• _WHAT THIS TASK INVOLVES_: Beneath this task is a listing. Count its lines that contain "name" and answer with the number only.

--- DATA PROVIDED ---

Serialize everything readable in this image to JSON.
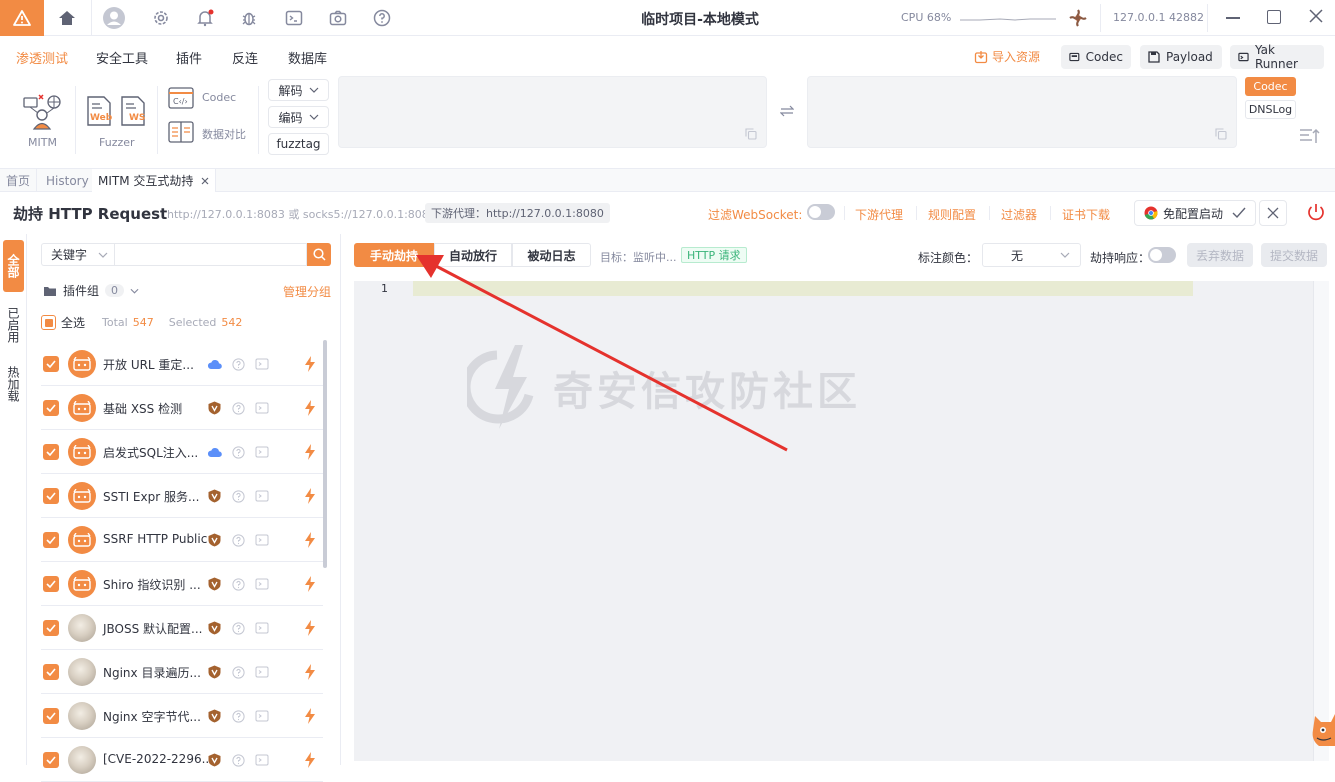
{
  "titlebar": {
    "title": "临时项目-本地模式",
    "cpu_label": "CPU 68%",
    "address": "127.0.0.1 42882"
  },
  "menubar": {
    "items": [
      "渗透测试",
      "安全工具",
      "插件",
      "反连",
      "数据库"
    ],
    "active_index": 0,
    "import_label": "导入资源",
    "right_buttons": [
      "Codec",
      "Payload",
      "Yak Runner"
    ]
  },
  "toolbox": {
    "mitm": "MITM",
    "fuzzer": "Fuzzer",
    "web": "Web",
    "ws": "WS",
    "codec": "Codec",
    "compare": "数据对比",
    "decode": "解码",
    "encode": "编码",
    "fuzztag": "fuzztag",
    "side_codec": "Codec",
    "side_dnslog": "DNSLog"
  },
  "tabs": {
    "home": "首页",
    "history": "History",
    "mitm": "MITM 交互式劫持"
  },
  "header": {
    "title": "劫持 HTTP Request",
    "proxy_addr": "http://127.0.0.1:8083 或 socks5://127.0.0.1:8083",
    "downstream_badge": "下游代理：http://127.0.0.1:8080",
    "filter_ws": "过滤WebSocket:",
    "downstream": "下游代理",
    "rules": "规则配置",
    "filter": "过滤器",
    "cert": "证书下载",
    "chrome": "免配置启动"
  },
  "sidebar": {
    "vtabs": [
      "全部",
      "已启用",
      "热加载"
    ],
    "search_type": "关键字",
    "search_placeholder": "",
    "group_label": "插件组",
    "group_count": "0",
    "manage_group": "管理分组",
    "select_all": "全选",
    "total_label": "Total",
    "total": "547",
    "selected_label": "Selected",
    "selected": "542",
    "plugins": [
      {
        "name": "开放 URL 重定...",
        "type": "cloud-icon",
        "avatar": "orange"
      },
      {
        "name": "基础 XSS 检测",
        "type": "shield-icon",
        "avatar": "orange"
      },
      {
        "name": "启发式SQL注入...",
        "type": "cloud-icon",
        "avatar": "orange"
      },
      {
        "name": "SSTI Expr 服务...",
        "type": "shield-icon",
        "avatar": "orange"
      },
      {
        "name": "SSRF HTTP Public",
        "type": "shield-icon",
        "avatar": "orange"
      },
      {
        "name": "Shiro 指纹识别 ...",
        "type": "shield-icon",
        "avatar": "orange"
      },
      {
        "name": "JBOSS 默认配置...",
        "type": "shield-icon",
        "avatar": "photo"
      },
      {
        "name": "Nginx 目录遍历...",
        "type": "shield-icon",
        "avatar": "photo"
      },
      {
        "name": "Nginx 空字节代...",
        "type": "shield-icon",
        "avatar": "photo"
      },
      {
        "name": "[CVE-2022-2296...",
        "type": "shield-icon",
        "avatar": "photo"
      }
    ]
  },
  "main": {
    "seg_manual": "手动劫持",
    "seg_auto": "自动放行",
    "seg_passive": "被动日志",
    "target_label": "目标：监听中...",
    "http_badge": "HTTP 请求",
    "color_label": "标注颜色：",
    "color_value": "无",
    "hijack_resp": "劫持响应：",
    "discard": "丢弃数据",
    "submit": "提交数据",
    "line_no": "1",
    "watermark": "奇安信攻防社区"
  },
  "colors": {
    "accent": "#f28b44",
    "arrow": "#e5322d"
  }
}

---

• _REPLY TO THE TASK_: 10